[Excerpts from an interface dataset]
○ ○ ○ ○ ○ ○ ○
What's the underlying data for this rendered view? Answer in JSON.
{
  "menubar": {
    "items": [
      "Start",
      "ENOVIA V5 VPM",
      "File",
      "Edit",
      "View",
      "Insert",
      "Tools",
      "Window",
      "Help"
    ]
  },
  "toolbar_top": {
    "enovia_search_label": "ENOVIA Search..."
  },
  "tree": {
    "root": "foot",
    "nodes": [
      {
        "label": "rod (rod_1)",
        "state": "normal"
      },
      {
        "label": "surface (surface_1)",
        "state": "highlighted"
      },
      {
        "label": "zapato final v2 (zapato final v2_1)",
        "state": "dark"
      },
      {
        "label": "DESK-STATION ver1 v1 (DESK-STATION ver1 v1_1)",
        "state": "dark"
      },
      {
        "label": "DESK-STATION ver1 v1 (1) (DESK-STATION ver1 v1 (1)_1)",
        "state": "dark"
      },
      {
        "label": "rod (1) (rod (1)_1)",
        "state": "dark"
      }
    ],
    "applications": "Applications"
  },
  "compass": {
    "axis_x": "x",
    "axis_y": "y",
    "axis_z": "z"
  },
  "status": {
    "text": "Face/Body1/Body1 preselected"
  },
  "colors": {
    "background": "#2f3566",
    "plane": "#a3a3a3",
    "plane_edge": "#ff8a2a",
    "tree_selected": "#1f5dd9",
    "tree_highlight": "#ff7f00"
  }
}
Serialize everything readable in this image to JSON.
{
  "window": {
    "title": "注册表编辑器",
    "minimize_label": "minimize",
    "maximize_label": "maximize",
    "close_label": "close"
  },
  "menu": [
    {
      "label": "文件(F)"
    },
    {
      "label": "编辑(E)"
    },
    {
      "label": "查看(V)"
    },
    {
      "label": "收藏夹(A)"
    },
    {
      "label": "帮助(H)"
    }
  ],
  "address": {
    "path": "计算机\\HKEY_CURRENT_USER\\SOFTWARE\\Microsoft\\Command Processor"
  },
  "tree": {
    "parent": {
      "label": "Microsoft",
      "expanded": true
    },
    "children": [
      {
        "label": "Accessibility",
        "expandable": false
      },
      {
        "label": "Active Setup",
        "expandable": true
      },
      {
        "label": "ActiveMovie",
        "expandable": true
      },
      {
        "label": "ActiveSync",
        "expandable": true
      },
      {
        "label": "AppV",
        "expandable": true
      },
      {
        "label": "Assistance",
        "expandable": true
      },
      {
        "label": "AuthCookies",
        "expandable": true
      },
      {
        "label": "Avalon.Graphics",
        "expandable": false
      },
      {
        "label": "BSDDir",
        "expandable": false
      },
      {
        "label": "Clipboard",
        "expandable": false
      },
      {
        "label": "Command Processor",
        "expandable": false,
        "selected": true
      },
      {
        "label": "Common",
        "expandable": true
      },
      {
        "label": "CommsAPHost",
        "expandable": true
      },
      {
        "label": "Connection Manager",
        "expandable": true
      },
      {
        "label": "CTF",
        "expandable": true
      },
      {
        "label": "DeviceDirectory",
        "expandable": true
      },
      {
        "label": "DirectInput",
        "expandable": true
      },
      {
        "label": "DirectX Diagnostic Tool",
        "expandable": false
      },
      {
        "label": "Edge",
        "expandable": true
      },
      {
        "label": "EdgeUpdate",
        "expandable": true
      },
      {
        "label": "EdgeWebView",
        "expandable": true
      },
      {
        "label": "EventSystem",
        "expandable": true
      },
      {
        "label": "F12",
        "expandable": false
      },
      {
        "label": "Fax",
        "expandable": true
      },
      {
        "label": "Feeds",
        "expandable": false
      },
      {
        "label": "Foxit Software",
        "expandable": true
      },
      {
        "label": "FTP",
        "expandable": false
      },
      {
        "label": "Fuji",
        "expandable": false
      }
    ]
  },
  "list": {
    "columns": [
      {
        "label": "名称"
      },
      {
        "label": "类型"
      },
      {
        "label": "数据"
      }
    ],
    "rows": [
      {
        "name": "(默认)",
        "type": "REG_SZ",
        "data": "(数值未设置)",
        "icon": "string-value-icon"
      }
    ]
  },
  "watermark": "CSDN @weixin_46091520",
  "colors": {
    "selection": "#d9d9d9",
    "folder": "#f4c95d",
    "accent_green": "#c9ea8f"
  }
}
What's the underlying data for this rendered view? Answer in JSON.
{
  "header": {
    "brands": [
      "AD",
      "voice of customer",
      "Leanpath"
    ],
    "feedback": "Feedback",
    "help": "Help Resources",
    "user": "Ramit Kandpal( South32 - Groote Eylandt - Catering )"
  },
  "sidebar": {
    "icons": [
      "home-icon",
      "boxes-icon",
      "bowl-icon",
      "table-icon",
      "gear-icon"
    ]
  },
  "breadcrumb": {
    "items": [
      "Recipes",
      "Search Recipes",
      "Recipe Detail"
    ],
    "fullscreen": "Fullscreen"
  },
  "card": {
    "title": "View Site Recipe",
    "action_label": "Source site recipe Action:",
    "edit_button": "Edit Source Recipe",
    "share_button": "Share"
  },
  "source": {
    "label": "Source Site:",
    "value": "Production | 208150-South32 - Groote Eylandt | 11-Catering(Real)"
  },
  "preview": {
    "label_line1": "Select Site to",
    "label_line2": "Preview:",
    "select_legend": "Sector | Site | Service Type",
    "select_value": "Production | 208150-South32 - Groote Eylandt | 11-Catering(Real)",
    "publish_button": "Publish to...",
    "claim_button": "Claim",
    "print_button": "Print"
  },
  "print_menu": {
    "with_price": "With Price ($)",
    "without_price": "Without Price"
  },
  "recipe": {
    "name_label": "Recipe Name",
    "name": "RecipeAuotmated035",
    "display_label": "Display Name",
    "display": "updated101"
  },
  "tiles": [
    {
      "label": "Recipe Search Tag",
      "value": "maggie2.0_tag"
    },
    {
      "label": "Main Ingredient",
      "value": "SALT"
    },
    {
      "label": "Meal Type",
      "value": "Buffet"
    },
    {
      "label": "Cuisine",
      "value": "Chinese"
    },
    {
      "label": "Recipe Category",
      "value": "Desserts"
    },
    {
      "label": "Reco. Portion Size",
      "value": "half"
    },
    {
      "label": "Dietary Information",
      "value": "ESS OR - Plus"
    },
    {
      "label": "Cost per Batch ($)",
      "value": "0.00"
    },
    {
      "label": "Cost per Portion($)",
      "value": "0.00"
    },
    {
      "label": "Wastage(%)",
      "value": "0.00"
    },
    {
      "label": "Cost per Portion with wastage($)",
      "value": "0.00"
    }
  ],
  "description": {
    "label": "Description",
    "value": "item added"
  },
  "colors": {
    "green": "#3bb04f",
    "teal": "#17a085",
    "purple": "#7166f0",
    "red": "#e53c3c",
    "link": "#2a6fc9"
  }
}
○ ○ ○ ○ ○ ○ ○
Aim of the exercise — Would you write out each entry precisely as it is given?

Answer —
What's the underlying data for this rendered view? Answer in JSON.
{
  "menubar": {
    "items": [
      "Start",
      "ENOVIA V5 VPM",
      "File",
      "Edit",
      "View",
      "Insert",
      "Tools",
      "Window",
      "Help"
    ]
  },
  "toolbar_top": {
    "enovia_search_label": "ENOVIA Search..."
  },
  "tree": {
    "root": "foot",
    "nodes": [
      {
        "label": "rod (rod_1)",
        "state": "normal"
      },
      {
        "label": "surface (surface_1)",
        "state": "highlighted"
      },
      {
        "label": "zapato final v2 (zapato final v2_1)",
        "state": "dark"
      },
      {
        "label": "DESK-STATION ver1 v1 (DESK-STATION ver1 v1_1)",
        "state": "dark"
      },
      {
        "label": "DESK-STATION ver1 v1 (1) (DESK-STATION ver1 v1 (1)_1)",
        "state": "dark"
      },
      {
        "label": "rod (1) (rod (1)_1)",
        "state": "dark"
      }
    ],
    "applications": "Applications"
  },
  "compass": {
    "axis_x": "x",
    "axis_y": "y",
    "axis_z": "z"
  },
  "status": {
    "text": "Face/Body1/Body1 preselected"
  },
  "colors": {
    "background": "#2f3566",
    "plane": "#a3a3a3",
    "plane_edge": "#ff8a2a",
    "tree_selected": "#1f5dd9",
    "tree_highlight": "#ff7f00"
  }
}
Serialize everything readable in this image to JSON.
{
  "window": {
    "title": "注册表编辑器",
    "minimize_label": "minimize",
    "maximize_label": "maximize",
    "close_label": "close"
  },
  "menu": [
    {
      "label": "文件(F)"
    },
    {
      "label": "编辑(E)"
    },
    {
      "label": "查看(V)"
    },
    {
      "label": "收藏夹(A)"
    },
    {
      "label": "帮助(H)"
    }
  ],
  "address": {
    "path": "计算机\\HKEY_CURRENT_USER\\SOFTWARE\\Microsoft\\Command Processor"
  },
  "tree": {
    "parent": {
      "label": "Microsoft",
      "expanded": true
    },
    "children": [
      {
        "label": "Accessibility",
        "expandable": false
      },
      {
        "label": "Active Setup",
        "expandable": true
      },
      {
        "label": "ActiveMovie",
        "expandable": true
      },
      {
        "label": "ActiveSync",
        "expandable": true
      },
      {
        "label": "AppV",
        "expandable": true
      },
      {
        "label": "Assistance",
        "expandable": true
      },
      {
        "label": "AuthCookies",
        "expandable": true
      },
      {
        "label": "Avalon.Graphics",
        "expandable": false
      },
      {
        "label": "BSDDir",
        "expandable": false
      },
      {
        "label": "Clipboard",
        "expandable": false
      },
      {
        "label": "Command Processor",
        "expandable": false,
        "selected": true
      },
      {
        "label": "Common",
        "expandable": true
      },
      {
        "label": "CommsAPHost",
        "expandable": true
      },
      {
        "label": "Connection Manager",
        "expandable": true
      },
      {
        "label": "CTF",
        "expandable": true
      },
      {
        "label": "DeviceDirectory",
        "expandable": true
      },
      {
        "label": "DirectInput",
        "expandable": true
      },
      {
        "label": "DirectX Diagnostic Tool",
        "expandable": false
      },
      {
        "label": "Edge",
        "expandable": true
      },
      {
        "label": "EdgeUpdate",
        "expandable": true
      },
      {
        "label": "EdgeWebView",
        "expandable": true
      },
      {
        "label": "EventSystem",
        "expandable": true
      },
      {
        "label": "F12",
        "expandable": false
      },
      {
        "label": "Fax",
        "expandable": true
      },
      {
        "label": "Feeds",
        "expandable": false
      },
      {
        "label": "Foxit Software",
        "expandable": true
      },
      {
        "label": "FTP",
        "expandable": false
      },
      {
        "label": "Fuji",
        "expandable": false
      }
    ]
  },
  "list": {
    "columns": [
      {
        "label": "名称"
      },
      {
        "label": "类型"
      },
      {
        "label": "数据"
      }
    ],
    "rows": [
      {
        "name": "(默认)",
        "type": "REG_SZ",
        "data": "(数值未设置)",
        "icon": "string-value-icon"
      }
    ]
  },
  "watermark": "CSDN @weixin_46091520",
  "colors": {
    "selection": "#d9d9d9",
    "folder": "#f4c95d",
    "accent_green": "#c9ea8f"
  }
}
What's the underlying data for this rendered view? Answer in JSON.
{
  "header": {
    "brands": [
      "AD",
      "voice of customer",
      "Leanpath"
    ],
    "feedback": "Feedback",
    "help": "Help Resources",
    "user": "Ramit Kandpal( South32 - Groote Eylandt - Catering )"
  },
  "sidebar": {
    "icons": [
      "home-icon",
      "boxes-icon",
      "bowl-icon",
      "table-icon",
      "gear-icon"
    ]
  },
  "breadcrumb": {
    "items": [
      "Recipes",
      "Search Recipes",
      "Recipe Detail"
    ],
    "fullscreen": "Fullscreen"
  },
  "card": {
    "title": "View Site Recipe",
    "action_label": "Source site recipe Action:",
    "edit_button": "Edit Source Recipe",
    "share_button": "Share"
  },
  "source": {
    "label": "Source Site:",
    "value": "Production | 208150-South32 - Groote Eylandt | 11-Catering(Real)"
  },
  "preview": {
    "label_line1": "Select Site to",
    "label_line2": "Preview:",
    "select_legend": "Sector | Site | Service Type",
    "select_value": "Production | 208150-South32 - Groote Eylandt | 11-Catering(Real)",
    "publish_button": "Publish to...",
    "claim_button": "Claim",
    "print_button": "Print"
  },
  "print_menu": {
    "with_price": "With Price ($)",
    "without_price": "Without Price"
  },
  "recipe": {
    "name_label": "Recipe Name",
    "name": "RecipeAuotmated035",
    "display_label": "Display Name",
    "display": "updated101"
  },
  "tiles": [
    {
      "label": "Recipe Search Tag",
      "value": "maggie2.0_tag"
    },
    {
      "label": "Main Ingredient",
      "value": "SALT"
    },
    {
      "label": "Meal Type",
      "value": "Buffet"
    },
    {
      "label": "Cuisine",
      "value": "Chinese"
    },
    {
      "label": "Recipe Category",
      "value": "Desserts"
    },
    {
      "label": "Reco. Portion Size",
      "value": "half"
    },
    {
      "label": "Dietary Information",
      "value": "ESS OR - Plus"
    },
    {
      "label": "Cost per Batch ($)",
      "value": "0.00"
    },
    {
      "label": "Cost per Portion($)",
      "value": "0.00"
    },
    {
      "label": "Wastage(%)",
      "value": "0.00"
    },
    {
      "label": "Cost per Portion with wastage($)",
      "value": "0.00"
    }
  ],
  "description": {
    "label": "Description",
    "value": "item added"
  },
  "colors": {
    "green": "#3bb04f",
    "teal": "#17a085",
    "purple": "#7166f0",
    "red": "#e53c3c",
    "link": "#2a6fc9"
  }
}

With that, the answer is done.